Verizon Communications on Monday announced plans to acquire Yahoo for $4.8 billion in cash, ending months of uncertainty after Marissa Mayer's battered internet giant company said it would review strategic alternatives.
Share prices of both companies initially moved slightly higher in premarket trading after the announcement, but they turned lower. By early afternoon, Yahoo was down 2.7 percent. (For the latest prices, click here for Yahoo and here for Verizon.)
Marni Walden, Verizon president of product innovation and new businesses, said on CNBC's "Squawk Box" that the deal included Yahoo's core operating business and patents.
The acquisition will help the telecom company in its efforts to build a media company, she said.
"Yahoo gives us scale and that's what's most critical here. We go from being in the millions of audience to the billions.

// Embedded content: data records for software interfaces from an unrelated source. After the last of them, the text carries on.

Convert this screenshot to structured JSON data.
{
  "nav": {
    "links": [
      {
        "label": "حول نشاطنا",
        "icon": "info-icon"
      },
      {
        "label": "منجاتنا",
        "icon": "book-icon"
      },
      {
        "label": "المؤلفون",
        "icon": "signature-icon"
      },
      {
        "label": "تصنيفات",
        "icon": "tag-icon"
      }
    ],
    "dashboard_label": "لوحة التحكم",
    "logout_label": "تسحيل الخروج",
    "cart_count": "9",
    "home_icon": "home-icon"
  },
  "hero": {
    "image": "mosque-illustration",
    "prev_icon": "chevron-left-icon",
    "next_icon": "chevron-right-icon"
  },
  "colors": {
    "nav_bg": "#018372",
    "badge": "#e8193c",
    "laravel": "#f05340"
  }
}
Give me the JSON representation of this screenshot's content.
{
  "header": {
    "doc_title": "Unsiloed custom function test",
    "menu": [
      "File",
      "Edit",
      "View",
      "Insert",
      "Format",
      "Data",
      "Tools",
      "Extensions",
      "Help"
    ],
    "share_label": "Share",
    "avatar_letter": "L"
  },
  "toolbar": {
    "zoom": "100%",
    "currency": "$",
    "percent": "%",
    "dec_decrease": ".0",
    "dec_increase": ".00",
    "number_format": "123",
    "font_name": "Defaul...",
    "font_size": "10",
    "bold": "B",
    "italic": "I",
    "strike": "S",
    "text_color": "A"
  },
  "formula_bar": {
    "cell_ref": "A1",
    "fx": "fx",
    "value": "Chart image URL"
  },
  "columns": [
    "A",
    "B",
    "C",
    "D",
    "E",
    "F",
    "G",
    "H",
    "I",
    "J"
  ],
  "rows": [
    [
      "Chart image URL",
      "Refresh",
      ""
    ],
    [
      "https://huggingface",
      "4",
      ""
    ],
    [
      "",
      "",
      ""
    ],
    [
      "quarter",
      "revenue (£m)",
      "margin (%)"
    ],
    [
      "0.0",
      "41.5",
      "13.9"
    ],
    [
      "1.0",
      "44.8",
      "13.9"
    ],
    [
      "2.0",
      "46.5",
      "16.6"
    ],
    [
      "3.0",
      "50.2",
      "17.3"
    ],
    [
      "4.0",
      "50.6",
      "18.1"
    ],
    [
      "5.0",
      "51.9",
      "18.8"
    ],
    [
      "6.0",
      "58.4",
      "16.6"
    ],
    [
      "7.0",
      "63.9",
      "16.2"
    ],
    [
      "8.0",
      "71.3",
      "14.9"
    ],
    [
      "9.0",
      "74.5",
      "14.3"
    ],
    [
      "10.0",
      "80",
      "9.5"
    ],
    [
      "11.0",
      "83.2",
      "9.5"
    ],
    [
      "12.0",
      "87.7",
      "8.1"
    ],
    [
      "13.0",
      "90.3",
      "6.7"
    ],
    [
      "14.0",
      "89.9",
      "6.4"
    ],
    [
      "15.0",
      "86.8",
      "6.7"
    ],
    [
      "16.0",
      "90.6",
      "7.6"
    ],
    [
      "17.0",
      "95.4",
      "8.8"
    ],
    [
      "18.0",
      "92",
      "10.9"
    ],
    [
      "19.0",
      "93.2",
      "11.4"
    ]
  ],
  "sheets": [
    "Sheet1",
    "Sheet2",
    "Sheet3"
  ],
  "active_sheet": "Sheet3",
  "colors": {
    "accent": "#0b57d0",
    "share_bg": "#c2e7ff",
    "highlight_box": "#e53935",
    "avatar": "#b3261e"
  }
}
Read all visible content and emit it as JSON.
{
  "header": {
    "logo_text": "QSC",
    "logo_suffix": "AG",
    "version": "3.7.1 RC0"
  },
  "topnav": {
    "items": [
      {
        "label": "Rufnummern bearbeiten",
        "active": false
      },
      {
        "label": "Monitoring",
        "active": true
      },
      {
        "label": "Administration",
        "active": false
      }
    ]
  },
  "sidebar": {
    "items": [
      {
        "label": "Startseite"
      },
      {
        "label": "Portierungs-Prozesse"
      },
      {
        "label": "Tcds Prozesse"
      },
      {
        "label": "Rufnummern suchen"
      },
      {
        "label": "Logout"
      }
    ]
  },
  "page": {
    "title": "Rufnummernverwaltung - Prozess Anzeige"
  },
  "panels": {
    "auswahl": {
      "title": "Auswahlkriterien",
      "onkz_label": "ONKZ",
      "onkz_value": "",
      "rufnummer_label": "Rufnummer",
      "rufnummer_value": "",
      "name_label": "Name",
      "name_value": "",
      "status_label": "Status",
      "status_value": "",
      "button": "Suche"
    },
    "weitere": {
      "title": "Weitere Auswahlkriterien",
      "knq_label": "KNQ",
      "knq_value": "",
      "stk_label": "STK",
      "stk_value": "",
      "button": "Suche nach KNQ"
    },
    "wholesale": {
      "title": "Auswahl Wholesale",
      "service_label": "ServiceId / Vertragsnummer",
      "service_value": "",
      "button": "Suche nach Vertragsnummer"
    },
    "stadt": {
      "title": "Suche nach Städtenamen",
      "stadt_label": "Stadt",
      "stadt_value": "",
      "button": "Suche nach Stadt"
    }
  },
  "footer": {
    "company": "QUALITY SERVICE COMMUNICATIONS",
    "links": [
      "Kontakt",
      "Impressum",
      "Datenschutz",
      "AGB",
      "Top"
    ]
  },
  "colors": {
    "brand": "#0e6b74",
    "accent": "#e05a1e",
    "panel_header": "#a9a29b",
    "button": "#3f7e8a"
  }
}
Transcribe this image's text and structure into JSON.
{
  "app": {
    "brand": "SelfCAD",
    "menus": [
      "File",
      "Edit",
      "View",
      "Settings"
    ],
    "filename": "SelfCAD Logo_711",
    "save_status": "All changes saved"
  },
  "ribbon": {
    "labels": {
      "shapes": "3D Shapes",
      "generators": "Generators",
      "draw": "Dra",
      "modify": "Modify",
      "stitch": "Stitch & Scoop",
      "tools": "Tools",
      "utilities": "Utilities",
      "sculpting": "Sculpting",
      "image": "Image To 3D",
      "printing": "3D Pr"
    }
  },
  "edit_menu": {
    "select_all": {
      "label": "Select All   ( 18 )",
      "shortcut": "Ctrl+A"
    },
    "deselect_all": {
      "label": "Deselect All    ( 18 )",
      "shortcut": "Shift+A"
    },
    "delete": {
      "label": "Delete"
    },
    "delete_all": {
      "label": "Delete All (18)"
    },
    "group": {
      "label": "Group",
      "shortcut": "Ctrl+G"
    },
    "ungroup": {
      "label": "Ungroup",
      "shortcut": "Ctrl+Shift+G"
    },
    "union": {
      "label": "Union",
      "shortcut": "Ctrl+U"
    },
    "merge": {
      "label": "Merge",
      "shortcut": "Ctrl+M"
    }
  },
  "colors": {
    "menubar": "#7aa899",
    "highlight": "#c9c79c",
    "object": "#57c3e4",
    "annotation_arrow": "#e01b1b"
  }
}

We want to compete and that's the place that we need to be, so we're very pleased with where we are today," Walden said.
The transaction is seen boosting Verizon's AOL internet business, which the company acquired last year for $4.4 billion, by giving it access to Yahoo's advertising technology tools, as well as other assets such as search, mail, messenger and real estate.